1 Go West(ern).
Northern New Mexico and southern Colorado combine forces to celebrate cowboys and carbs this weekend at the second annual Colexico Experience Spaghetti & Westerns Festival (its name combines Colorado and New Mexico).
Start with a pasta dinner Friday at the A.R. Mitchell Museum of Western Art, in Trinidad, Colorado. Local restaurants compete to see who makes the best pot of sauce. Cowgirl poet Lindy Simmons reads her works, and folks can sing country karaoke during the meal. Head to the Well Hotel & Taproom for a drag show by the Queens of Colexico, and then dance the night away at a honky-tonk hootenanny at the Trinidad Lounge with a performance by Santa Fe’s Westin McDowell.
On Saturday, ride Amtrak’s Southwest Chief from Trinidad to Ratón, where the festival continues with a classic lineup of Western films at the Historic Shuler Theater and El Raton Theatre. After the screenings, ride the train back to Trinidad for a live performance of Blazing Guns at Roaring Gulch, a Western melodrama, on the town’s main street.
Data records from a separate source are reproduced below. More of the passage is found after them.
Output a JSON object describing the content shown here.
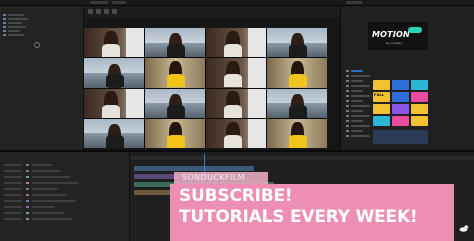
{
  "app": {
    "motion_logo": {
      "word": "MOTION",
      "subtitle": "by d.casey"
    },
    "banner": {
      "channel_name": "SONDUCKFILM",
      "line1": "SUBSCRIBE!",
      "line2": "TUTORIALS EVERY WEEK!"
    },
    "presets": [
      {
        "label": "",
        "color": "#f2c230"
      },
      {
        "label": "",
        "color": "#2f6fdc"
      },
      {
        "label": "",
        "color": "#2bb6d6"
      },
      {
        "label": "FULL",
        "color": "#f2c230"
      },
      {
        "label": "",
        "color": "#2f6fdc"
      },
      {
        "label": "",
        "color": "#e94ba0"
      },
      {
        "label": "",
        "color": "#f2c230"
      },
      {
        "label": "",
        "color": "#8a56e8"
      },
      {
        "label": "",
        "color": "#f2c230"
      },
      {
        "label": "",
        "color": "#2bb6d6"
      },
      {
        "label": "",
        "color": "#e94ba0"
      },
      {
        "label": "",
        "color": "#f2c230"
      }
    ],
    "colors": {
      "accent_blue": "#2e6fbd",
      "banner_pink": "#ec8fb2",
      "motion_teal": "#2bd4b4"
    }
  }
}
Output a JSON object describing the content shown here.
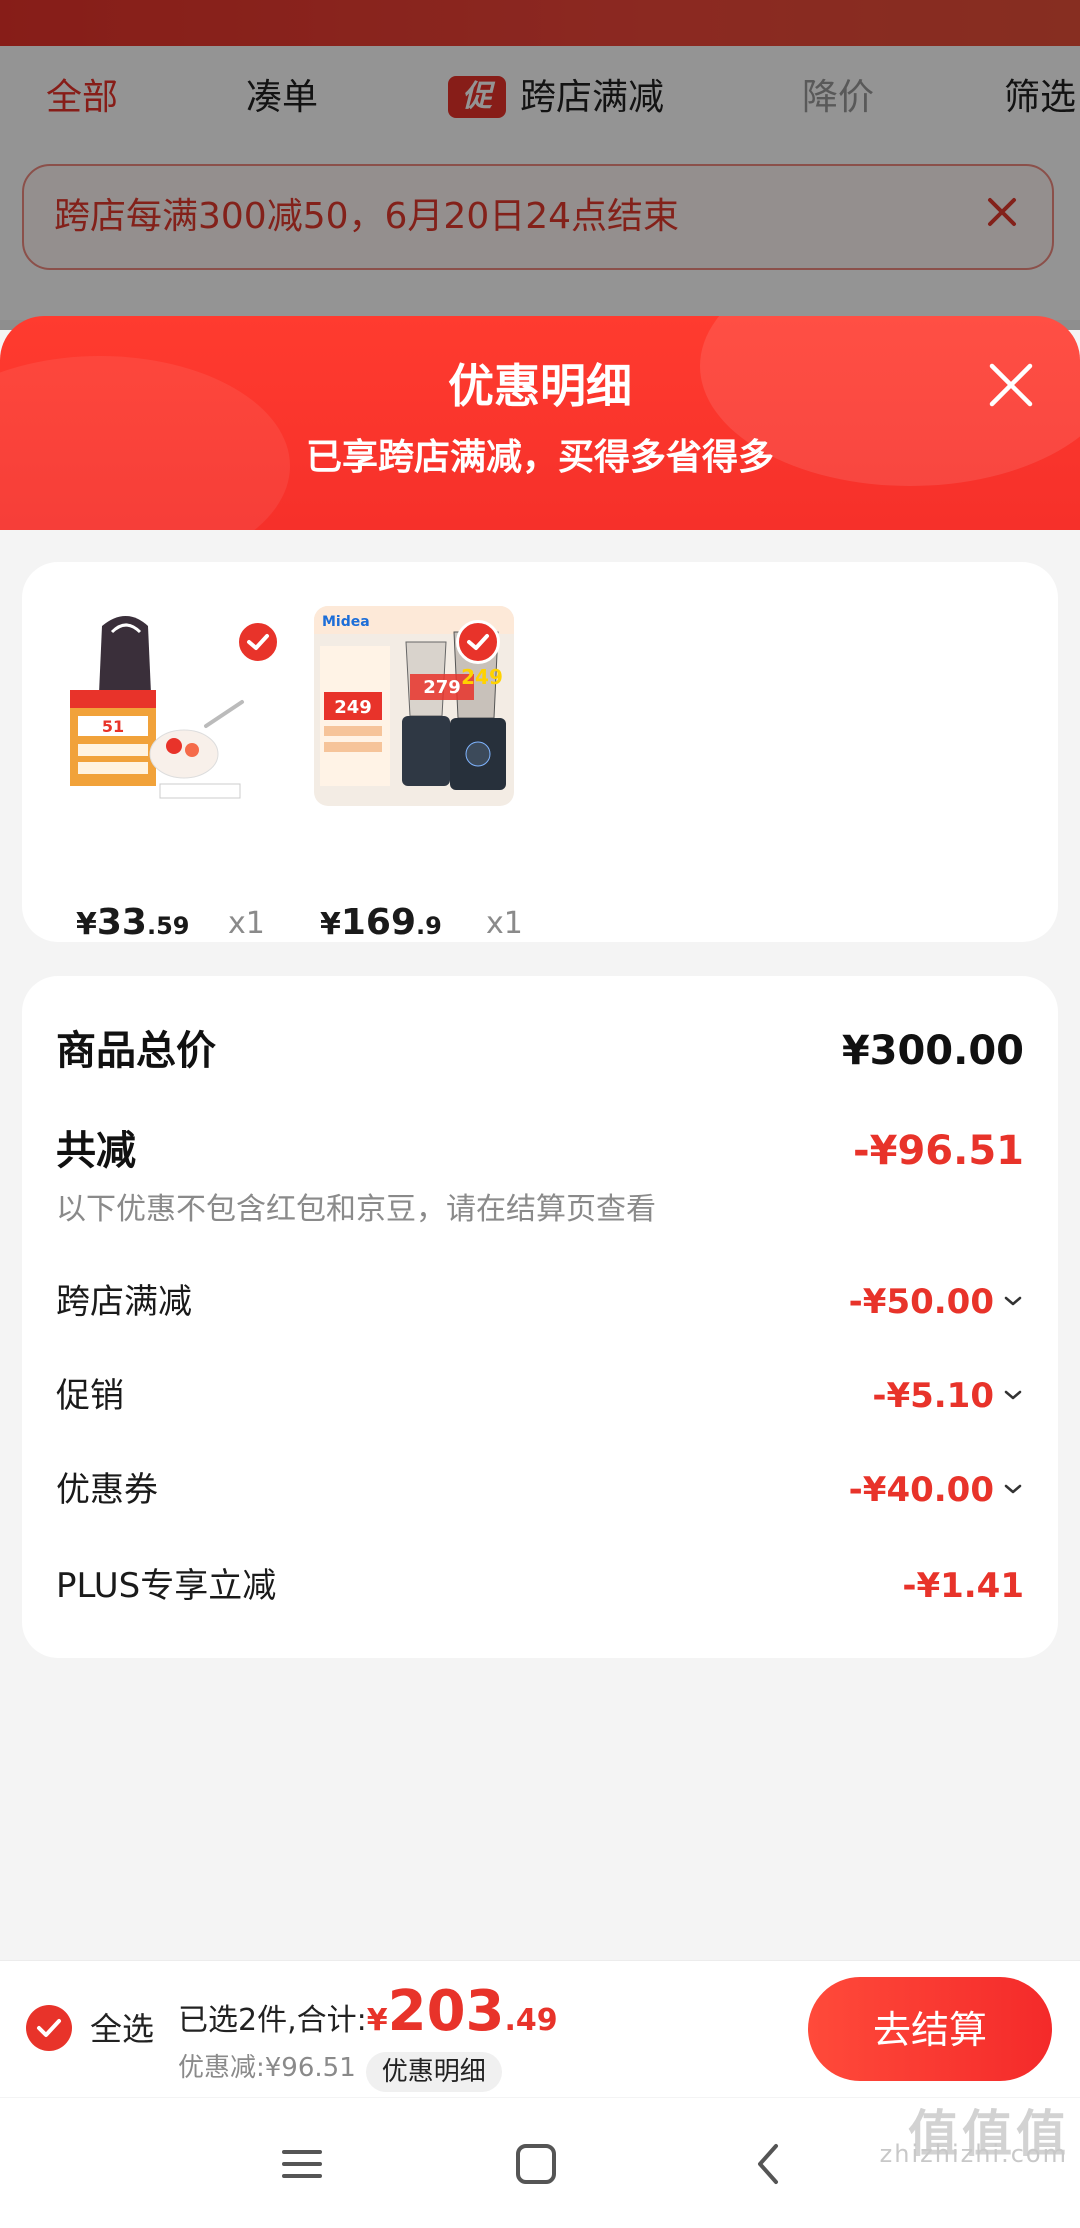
{
  "background": {
    "tabs": [
      {
        "label": "全部"
      },
      {
        "label": "凑单"
      },
      {
        "label": "跨店满减",
        "tag": "促"
      },
      {
        "label": "降价"
      },
      {
        "label": "筛选"
      }
    ],
    "notice": "跨店每满300减50，6月20日24点结束"
  },
  "sheet": {
    "title": "优惠明细",
    "subtitle": "已享跨店满减，买得多省得多"
  },
  "products": [
    {
      "currency": "¥",
      "price_int": "33",
      "price_dec": ".59",
      "qty": "x1",
      "checked": true
    },
    {
      "currency": "¥",
      "price_int": "169",
      "price_dec": ".9",
      "qty": "x1",
      "checked": true
    }
  ],
  "summary": {
    "total_label": "商品总价",
    "total_value": "¥300.00",
    "reduce_label": "共减",
    "reduce_value": "-¥96.51",
    "note": "以下优惠不包含红包和京豆，请在结算页查看",
    "items": [
      {
        "label": "跨店满减",
        "value": "-¥50.00",
        "expandable": true
      },
      {
        "label": "促销",
        "value": "-¥5.10",
        "expandable": true
      },
      {
        "label": "优惠券",
        "value": "-¥40.00",
        "expandable": true
      },
      {
        "label": "PLUS专享立减",
        "value": "-¥1.41",
        "expandable": false
      }
    ]
  },
  "bottom": {
    "select_all": "全选",
    "selected_text": "已选2件,合计:",
    "currency": "¥",
    "total_int": "203",
    "total_dec": ".49",
    "discount_text": "优惠减:¥96.51",
    "detail_label": "优惠明细",
    "checkout_label": "去结算"
  },
  "watermark": {
    "cn": "值值值",
    "url": "zhizhizhi.com"
  },
  "colors": {
    "accent": "#e8332a",
    "header_gradient": "#ff3b2f"
  }
}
The festival wraps with the Enigmatic Western Grindhouse, a film event that shows a “bad Western film” and then gives the mic to comedians who roast the movie, and another honky-tonk dance party at the Trinidad Lounge. “We have sold a lot of tickets,” says Wally Wallace, founder of the Spaghetti & Westerns Festival. “I think there will be a really good turnout.”
2 See films with a purpose.
The sixth annual Albuquerque Chinese American Film Festival takes over Grace Church, in Albuquerque, on Saturday. “Our goal is to tell stories that pertain to Chinese Americans from the perspective of Chinese Americans,” says festival chairperson Paul Jew. “Our theme this year is Our Common Humanity. When people are able to experience these stories, some of their racial stereotypes will be questioned, and they will see that Chinese Americans are people just like them, with challenges just like they have.”
The festival’s five films include the animated Netflix movie Over the Moon, the award-winning The Farewell, and the documentary Vincent Who? about a young Chinese American murdered by two men in Detroit in 1982 and the movement that grew in the wake of the crime. Admission is free, with a suggested donation of $10. Register to attend.
3 Bejewel yourself.
Vintage and contemporary Native jewelry earns the spotlight in a new exhibition opening at the Museum of Contemporary Native Arts, in Santa Fe, with a reception on Sunday from 3 to 5 p.m. The Stories We Carry features stunning pieces by over 100 Indigenous artists, all of whom attended the Institute of American Indian Arts. Guest curated by Brian Fleetwood (Mvskoke Creek), the collection highlights jewelry as a medium that communicates and preserves identity and possesses the power to inspire storytelling. See it through September 20, 2024.
4 Party at the park.
Put on your pegged pants and oversized suit jacket Saturday for the sixth annual Zoot Suit Pachanga & Car Show at Klein Park, in Las Cruces, from 11 a.m. to 7 p.m. The event includes cars, a costume contest, dancing, performances, live music, and local vendors. “People love the costume contest,” says spokesperson Patsy Sanchez. “Before the contestants strut their stuff, they do a dance, like a swing dance, and people really enjoy it.”
Sanchez made candy bags for the first 80 kiddos who attend. Expect over 50 classic cars, radical rides, and tremendous trucks, plus delicious food. Ballet folklórico performances, plus live tunes from La Sencilla Lopez, the Retros, and Wild Card happen throughout the day. “It’s a really great, family-friendly, free event,” Sanchez says. “I am sure it will be great for the kids.”
5 Throw an atlatl.
Learn about ancient cultures Saturday during the New Mexico Archaeology Fair at the Bernalillo Community Museum, in the town of Bernalillo. Hosted by the state Historic Preservation Division, it includes a chance to make pinch pots, create tools from rock by flintknapping, see museum exhibits from participants like the Explora Science Center, hang out with a live turkey, and test your arm with an atlatl, a hunting tool used by New Mexico’s earliest inhabitants.
“Over the last 30 years, the Archaeology Fair has been a way for us to bring archaeology to the people of New Mexico,” say state historic preservation officer Jeff Pappas. “The fair is really about communities coming together to celebrate public archaeology in the Land of Enchantment.” The free fair happens from 10 a.m. to 3 p.m.